Children of the rich discover the working world is tougher than they anticipated
It's midnight and three Lamborghinis are parked in a row outside a nightclub at the Workers' Gymnasium in downtown Beijing. Their owners are nearby, drunkenly saying their goodbyes after a big party.
Pretty girls, luxury products and extravagant parties - these are things that typically come to mind when we think of the lifestyles of the children of China's nouveaux riche. But it's not always the case.
Dressed in simple sportswear, 27-year-old William Li is struggling to rid himself of his addiction to luxury products and parties and build up his own business.
His recently-discovered ambition emerged when his father, a former coalmine owner in Shanxi province, was forced to seek business opportunities in Beijing because of a government policy to merge small coalmines in the early part of last year.
Li, his 61-year-old father's only son, obtained a management degree from a London business school and returned to China in 2003. After his graduation, he concentrated on partying with friends and never put his mind to more serious matters.
"As the government policy started to take effect, my father had to sell his coalmines which used to be the only source of income for my family", he said. "I believe my father needs my supports and I cannot continue squandering his money and also my own life anymore."
Li spent about 1.5 million yuan creating a restaurant in a commercial building in Beijing's central business district.
In his view it was an ideal site for a catering business and he didn't bother with a market survey or any other analysis.
By his own admission he was a spoiled boy, familiar with a Gucci umbrella and Prada keyring, and totally unprepared for consorting with waiters and cooks in a kitchen every day. However, despite putting in plenty of hard work, after the opening ceremony at the restaurant, he experienced one failure after another.
"My first mistake was that I paid at least 30 percent more on the decoration of the restaurant than I should have for one of the same size and quality," he said. "That was a direct result of my ignorance of the decoration market. I also used to buy everything without proper research and bargaining over prices."
On the opening night of Li's restaurant only two customers dined and he made 300 yuan in sales, far less than his costs.
He said: "The location and menu were based on my own personal feelings but I have since discovered that running a business is not like children playing house," he said.
"I intended to make my restaurant a high-end venue but I didn't realize there were some brand-name restaurants nearby. Also, the menu was mostly Sichuan dishes and was not creative enough to lure the picky gourmets in the commercial district who have tasted different cuisines across China and many foreign countries. Lots of management knowledge and experience were needed but my only background in the area was in organizing a nightclub party."
Initially, Li, a member of China's post-80s generation, thought running a restaurant would be a piece of cake. Now, sitting in his quiet restaurant with its postmodern style, he frowns as he talks about it still running at a deficit.
"I have to start from scratch and I will be very much committed," he said, determinedly. "I don't want to sleep on the money I inherit from my father but make best use of his money and experience."
At an art deco office, 29-year-old Jason Peng, a UK postgraduate, endures different frustrations.

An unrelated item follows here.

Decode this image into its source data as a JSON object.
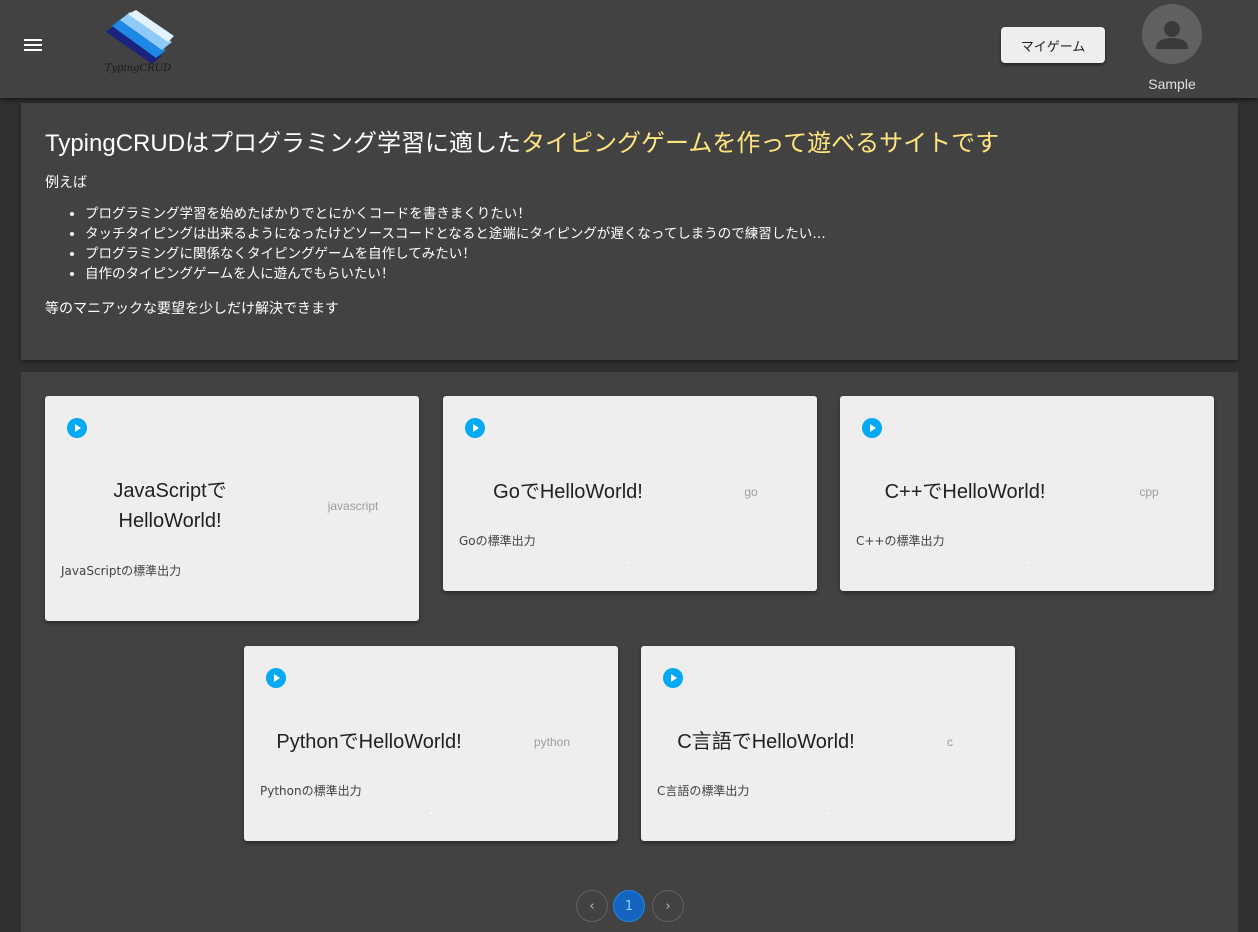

Dressed in a smart black suit and tie, Peng has been involved in his father's family fruit business in Shandong province for three years.
Peng studied in the UK from the age of 11. "My father dropped out of school when he was in middle school so he wanted me to become a very well educated person," he said.